Key West Collage Exercise--Nonlinear Book Structuring Fun

Island life is great. I'm at the Coffee Plantation in Key West, Florida, relaxing in 80-degree island breezes, enjoying a day off after my three-day workshop at The Studios at Key West. Our workshop group was wonderful--energetic, intelligent, insightful about their very varied book projects. We had writers of all skill levels, professional to beginner, and a variety of books--novels, memoirs, art books, how-to books, and true crime.

Our writing exercises and discussion revolved around book structuring, trying to figure out the outer and inner stories, and surviving through the long committment of bringing a book into the world.

After we covered the basics of book-structuring, I asked them to try a pair of activities to engage both the right and left creative brain: toggle between creating a book storyboard and creating a book collage.

They dove in. Many began with the collage, a relaxing and free-form, right-brain activity. Some went for the more linear storyboard first. After an hour, we all switched to the other task.

I loved walking around the beautiful studio space, visiting the writers as they worked at their tables. By Saturday afternoon, storyboards were forming but the collages were really coming together. Each was as colorful and unique as its creator. I'd cut out hundreds of magazine photos before the workshop, spread them on a large counter, and encouraged the writers to browse the images, letting their intution guide them. I was watching to see how they arranged their images on the large posterboards--what order they would choose.

Before we ended the session that afternoon, we studied the group's collages. I taught them the squint test: hold the collage away from you, squint, see if any images create obvious pathways. Having taught this exercise for years in workshops, I knew that often a clear path emerges on a very randomly created collage. Pathways can start at the bottom right or left, lead to the opposite corner. Sometimes the path is circular. Often there's a strong angle or series of connecting colors. Sheila Asato (http://www.monkeybridgearts.com/) told me how she uses collage pathways for dreamwork. The collage often reveals good information about the unconscious part of our art. And when quizzed by the workshop group, many writers agreed that the pathways made sense. The beginning and ending images indeed reflected a beginning and ending moment of their books.

Do you know how to make a collage? This week's exercise is to try one. Collages are powerful tools to get at clues about where your book should start and end. Even if you know this "secret" about how your right-brain creates pathways in this exercise, play with a collage for your book-in-progress or your writing in general.

You'll need a posterboard, a few magazines, scissors, and a glue stick. Spend 30 minutes leafing through the magazines, cutting out any photos that grab you. Don't analyze why--no need. Just collect. Then spread them out and begin pasting on your posterboard. This takes 30-45 minutes, usually.

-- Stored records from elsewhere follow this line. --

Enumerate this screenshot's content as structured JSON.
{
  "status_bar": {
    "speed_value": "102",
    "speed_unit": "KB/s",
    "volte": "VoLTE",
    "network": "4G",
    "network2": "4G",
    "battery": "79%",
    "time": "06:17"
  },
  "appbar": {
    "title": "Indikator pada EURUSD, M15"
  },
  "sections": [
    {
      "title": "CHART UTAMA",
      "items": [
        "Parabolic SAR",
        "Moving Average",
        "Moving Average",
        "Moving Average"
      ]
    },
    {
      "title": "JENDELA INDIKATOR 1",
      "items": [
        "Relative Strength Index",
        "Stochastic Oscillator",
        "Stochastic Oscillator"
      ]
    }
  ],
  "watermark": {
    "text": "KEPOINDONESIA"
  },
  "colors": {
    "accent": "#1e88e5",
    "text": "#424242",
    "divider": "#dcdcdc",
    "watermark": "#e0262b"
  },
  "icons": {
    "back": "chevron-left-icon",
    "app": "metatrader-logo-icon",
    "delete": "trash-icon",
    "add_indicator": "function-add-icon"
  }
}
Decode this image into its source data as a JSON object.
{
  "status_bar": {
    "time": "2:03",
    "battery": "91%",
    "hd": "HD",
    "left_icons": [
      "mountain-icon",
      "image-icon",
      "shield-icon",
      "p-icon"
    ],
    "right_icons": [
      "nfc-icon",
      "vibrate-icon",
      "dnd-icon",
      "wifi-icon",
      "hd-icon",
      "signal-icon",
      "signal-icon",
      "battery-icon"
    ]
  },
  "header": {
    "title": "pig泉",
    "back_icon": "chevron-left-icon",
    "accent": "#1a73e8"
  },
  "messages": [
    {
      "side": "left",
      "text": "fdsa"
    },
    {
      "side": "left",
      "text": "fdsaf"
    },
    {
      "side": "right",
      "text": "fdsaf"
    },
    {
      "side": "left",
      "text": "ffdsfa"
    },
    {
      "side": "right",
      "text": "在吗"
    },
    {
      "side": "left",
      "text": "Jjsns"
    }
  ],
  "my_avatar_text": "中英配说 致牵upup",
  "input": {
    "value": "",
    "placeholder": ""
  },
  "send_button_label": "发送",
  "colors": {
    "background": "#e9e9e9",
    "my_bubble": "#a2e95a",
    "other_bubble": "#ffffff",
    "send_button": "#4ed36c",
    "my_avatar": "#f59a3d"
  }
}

Let yourself be nonlinear. Swim like the island sea turtles through clear blue-green water and let random images approach you, like the bright yellow fish in the photo above. Let your intuition create the collage.
When your collage feels complete, take a break. Then come back to it, try the squint test, and see if you notice any pathways. What do the images at the start and end tell you about your book's opening, your book's conclusion?